Yeghiazaryan's alternative contention that the BIA review of appeals by single-person panels is a per se violation of due process lacks merit. On that score Falcon Carriche v. Ashcroft, 350 F.3d 845, 848 (9th Cir. 2003) has held that streamlining is constitutionally permissible. Moreover, we will not take judicial notice, as requested by Yeghiazaryan, of the Findings and Recommendations of the ABA Commission on Immigration Policy, Practice and Pro Bono.
For the reasons stated in this opinion, we GRANT Yeghiazaryan's petition for review and REMAND this case to the BIA for consideration on the merits of Yeghiazaryan's motion to reopen (see INS v. Ventura, 537 U.S. 12, 123 S. Ct. 353, 154 L. Ed. 2d 272 (2002) (per curiam)).
Respondent's amended petition for panel rehearing, filed February 16, 2006, is DENIED and no further petitions for rehearing will be considered.
The Honorable Milton I. Shadur, Senior Judge for the United States District Court for the Northern District of Illinois, sitting by designation
What is reflected in this Background section is the state of the record as presented to the immigration authorities and on our appeal — a record that, because it forms the basis for our review, we must assume to be true. We have not of course made any factual findings regarding such matters as the nature of the conduct, or the adequacy of representation, on the part of Yeghiazaryan's earlier counsel as hereafter recited in the text.

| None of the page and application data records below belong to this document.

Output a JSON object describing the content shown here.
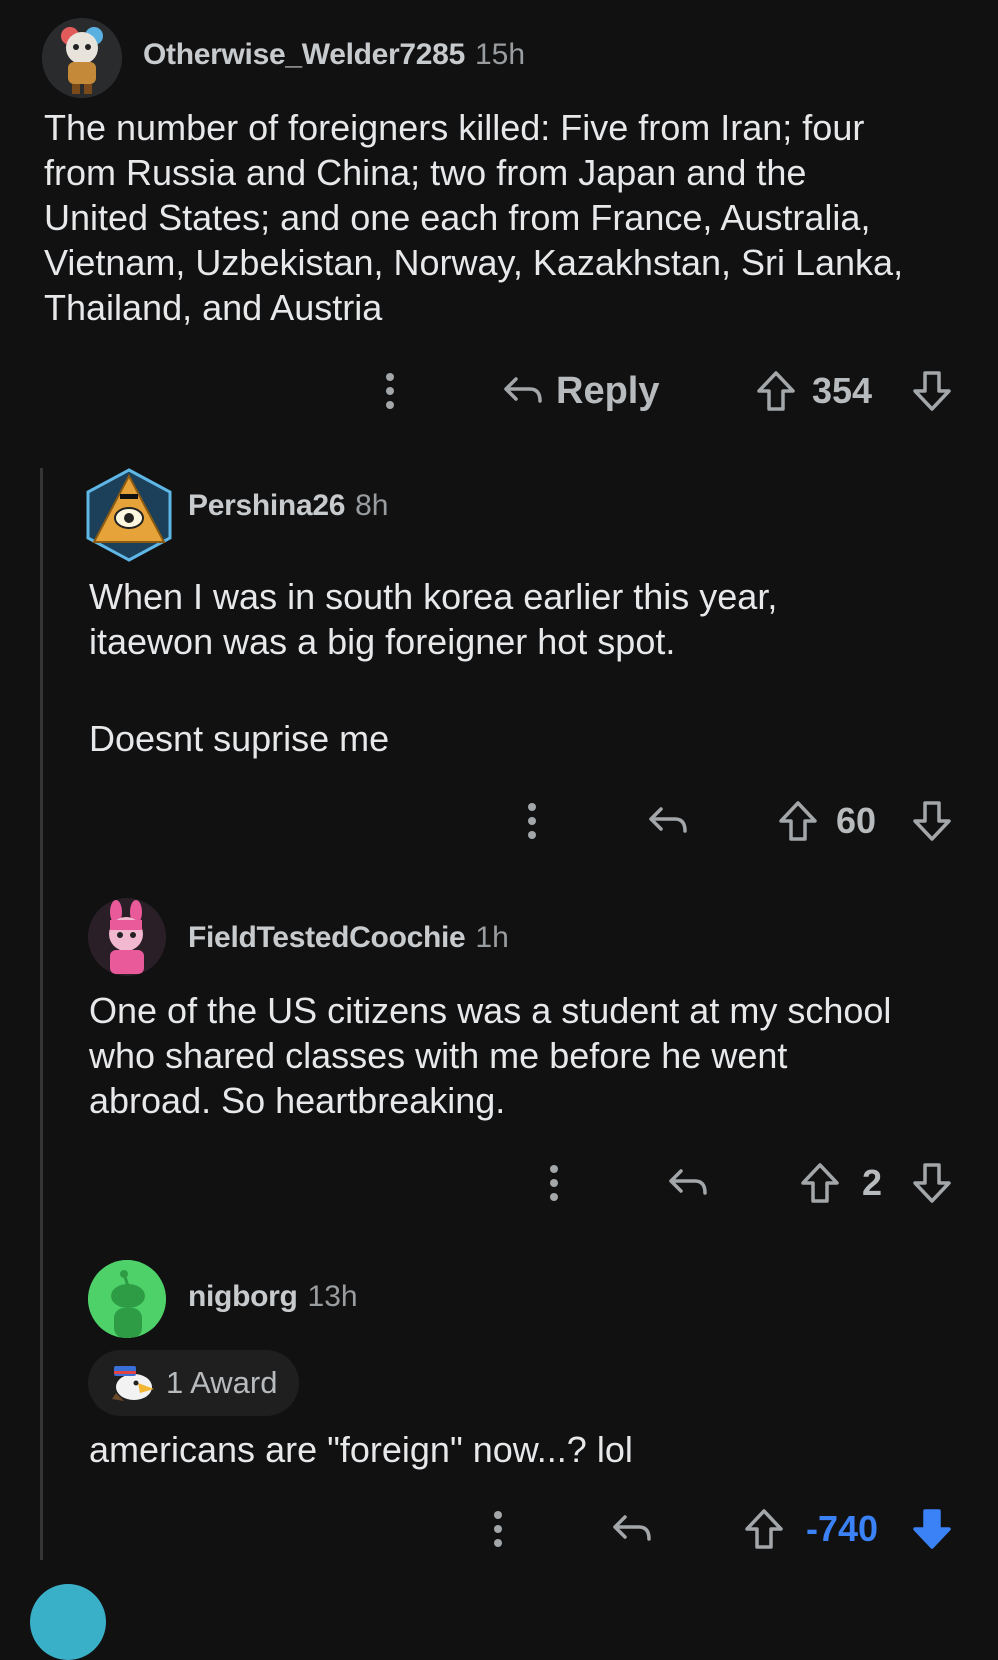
{
  "comments": [
    {
      "username": "Otherwise_Welder7285",
      "time": "15h",
      "lines": [
        "The number of foreigners killed: Five from Iran; four",
        "from Russia and China; two from Japan and the",
        "United States; and one each from France, Australia,",
        "Vietnam, Uzbekistan, Norway, Kazakhstan, Sri Lanka,",
        "Thailand, and Austria"
      ],
      "reply_label": "Reply",
      "score": "354"
    },
    {
      "username": "Pershina26",
      "time": "8h",
      "lines": [
        "When I was in south korea earlier this year,",
        "itaewon was a big foreigner hot spot.",
        "",
        "Doesnt suprise me"
      ],
      "score": "60"
    },
    {
      "username": "FieldTestedCoochie",
      "time": "1h",
      "lines": [
        "One of the US citizens was a student at my school",
        "who shared classes with me before he went",
        "abroad. So heartbreaking."
      ],
      "score": "2"
    },
    {
      "username": "nigborg",
      "time": "13h",
      "award": "1 Award",
      "lines": [
        "americans are \"foreign\" now...? lol"
      ],
      "score": "-740",
      "score_color": "#3b82f6"
    }
  ],
  "colors": {
    "background": "#111112",
    "downvote_active": "#3b82f6",
    "thread_line": "#343536"
  }
}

On January 8, 2003 the BIA acknowledged receipt of Yeghiazaryan's motion to reopen
Yeghiazaryan requested that this Court grant him permission to supplement the record with a copy of the I-246 he submitted in December 2002 and a copy of a second I-246 he submitted in May 2003. As those documents were not presented to the BIA, we will not review them on appeal (see 8 U.S.C. § 1252(b) (4) (A))
All provisions of 8 C.F.R. will be cited "Reg. § —."
In its brief the government tries to argue that even if the BIA had held open Yeghiazaryan's motion to reopen, Yeghiazaryan "failed to file the supporting evidence within the ninety-day time period allowed by the regulation." That argument lacks merit. As we have explained, once the BIA prematurely dismissed his motion to reopen, the only option for Yeghiazaryan was to file, in conjunction with his motion to reconsider, the evidence with which he intended to support his motion to reopen